First, You Need A Million Dollars
First off, to do this exercise you need a million dollars. In other words, folded up pieces of paper, with the words "million dollars" written on them. You are going to want to make up a few of them, in case they get stepped on by the horse, or squished by your super strong leg muscles.
Million Dollar Leg Exercise
I prefer to start with only one side at a time. That way the rider doesn't get overly paranoid about their leg moving and losing the million dollars. You are going to chose which side to start on. Then, you are going to take one of your million dollar bills and place it under the rider's leg, between their calf and the girth.
Now the object of this is that the rider will be able to continue on riding and following instructions, and not lose the million dollars.

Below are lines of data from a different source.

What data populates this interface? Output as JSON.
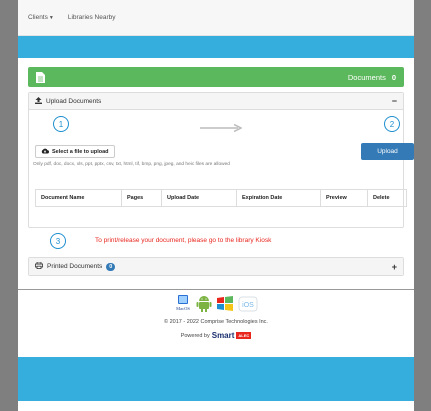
{
  "nav": {
    "clients": "Clients",
    "libraries": "Libraries Nearby"
  },
  "documents_bar": {
    "label": "Documents",
    "count": "0"
  },
  "upload_panel": {
    "title": "Upload Documents",
    "toggle": "−",
    "step1": "1",
    "step2": "2",
    "select_label": "Select a file to upload",
    "upload_label": "Upload",
    "note": "Only pdf, doc, docx, xls, ppt, pptx, csv, txt, html, tif, bmp, png, jpeg, and heic files are allowed",
    "columns": [
      "Document Name",
      "Pages",
      "Upload Date",
      "Expiration Date",
      "Preview",
      "Delete"
    ]
  },
  "print_info": {
    "step3": "3",
    "message": "To print/release your document, please go to the library Kiosk"
  },
  "printed_panel": {
    "title": "Printed Documents",
    "count": "0",
    "toggle": "+"
  },
  "footer": {
    "platforms": [
      "MacOS",
      "Android",
      "Windows",
      "iOS"
    ],
    "copyright": "© 2017 - 2022 Comprise Technologies Inc.",
    "powered_by": "Powered by",
    "brand": "Smart",
    "brand_tag": "ALEC"
  },
  "colors": {
    "band": "#35aede",
    "green": "#5cb85c",
    "blue": "#337ab7",
    "red": "#e8261e"
  }
}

Meaning their leg is tight enough in position and not moving around all the time. That way they can cue the horse and still keep a hold of the million dollars with their leg.

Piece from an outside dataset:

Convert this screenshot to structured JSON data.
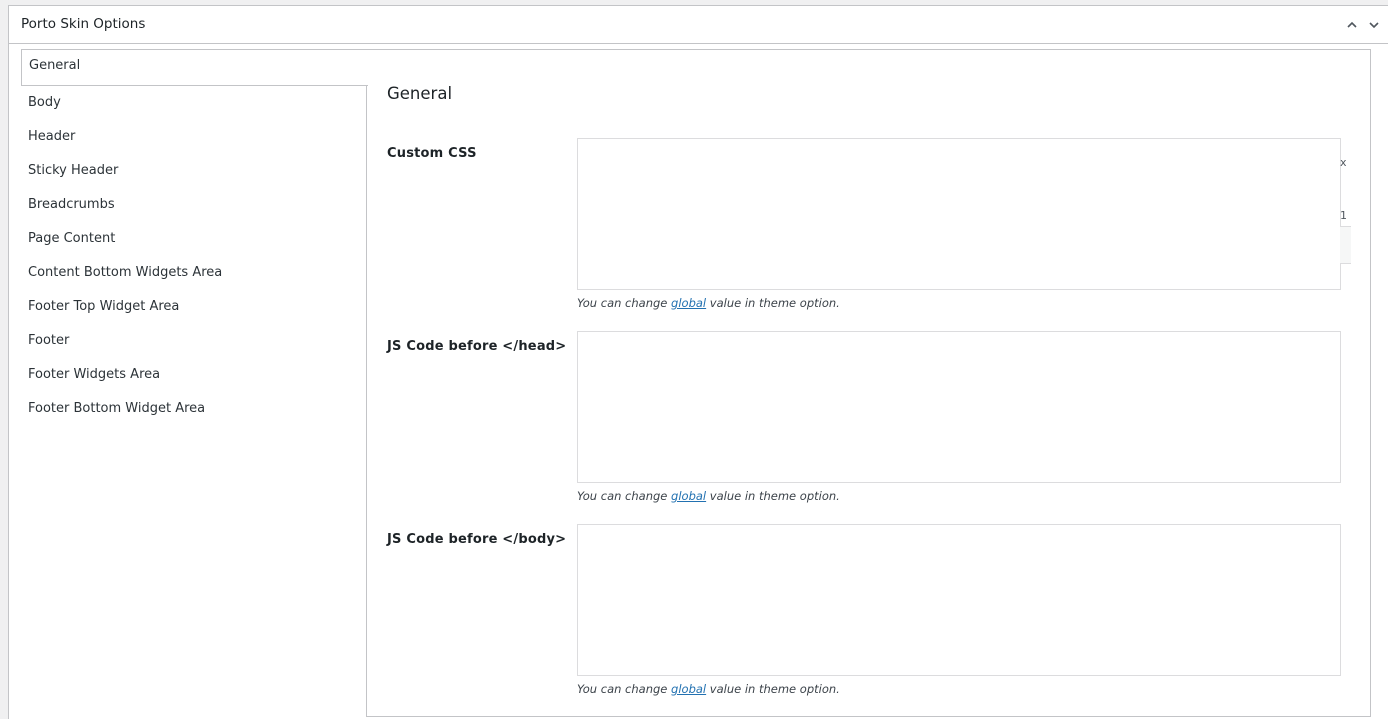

Once they have done it on one side, give them another million dollar bill for under their other leg. You can do this with any level rider. Just instruct them through whatever paces they know how to do, and have them concentrate on a good lower leg and not losing the million dollars.
If you can jump already, or have riders that can jump, they can try a single jump or even course and see if their leg is tight enough to keep their million dollars where it belongs!
Million Dollar Seat Exercise
Yep, you guessed it. For this exercise, you are going to have your rider sit on the million dollar bill. Then again, you will instruct them as normal through the lesson, and they will be trying their best to sit deep and not lose the million dollars.
This is a great way to work on sitting the trot. It also is a big help with students who are learning to canter and having trouble keeping their seat deep in the saddle. It almost looks like riders are posting at the canter when they are first learning sometimes because their seats lift up as the horse's hind end propels them forward. The million dollar seat exercise is a great( and fun ) way to work on this.
Million Dollar Fun and Games
In a group lesson setting it can be fun to play the million dollar exercise sort of as a game of elimination. As the riders lose their millions they are out, and the winner is the last rider with their millions still in place.
I have seen this done bareback, they call it "bareback on a buck", where the riders are bareback sitting on either real dollar bills or on fake million dollars. If you do it with real money, a fun thing to do is have the winner, the last person who still has theirs, get to keep all the money that was used by the other riders.
You can use the million dollar exercise as part of a scavenger hunt type activity. So they have to keep their million dollars safe and secure until they reach a certain point. Then at that point, they would unfold their million dollars(folded paper) to find a clue to the next location on the scavenger hunt. RIders can be on teams or in pairs if there is a group of them, and they can't open their clue until everyone makes it to a designated place with their million dollars still in place.
You Can Do A Lot With A Million Dollars!
There are a lot of fun ways that the million dollar exercise can be used to help you improve your lower leg. If you are an instructor, it is a way to work on important basics, while still having fun. So give it a try! All you need is a million dollars!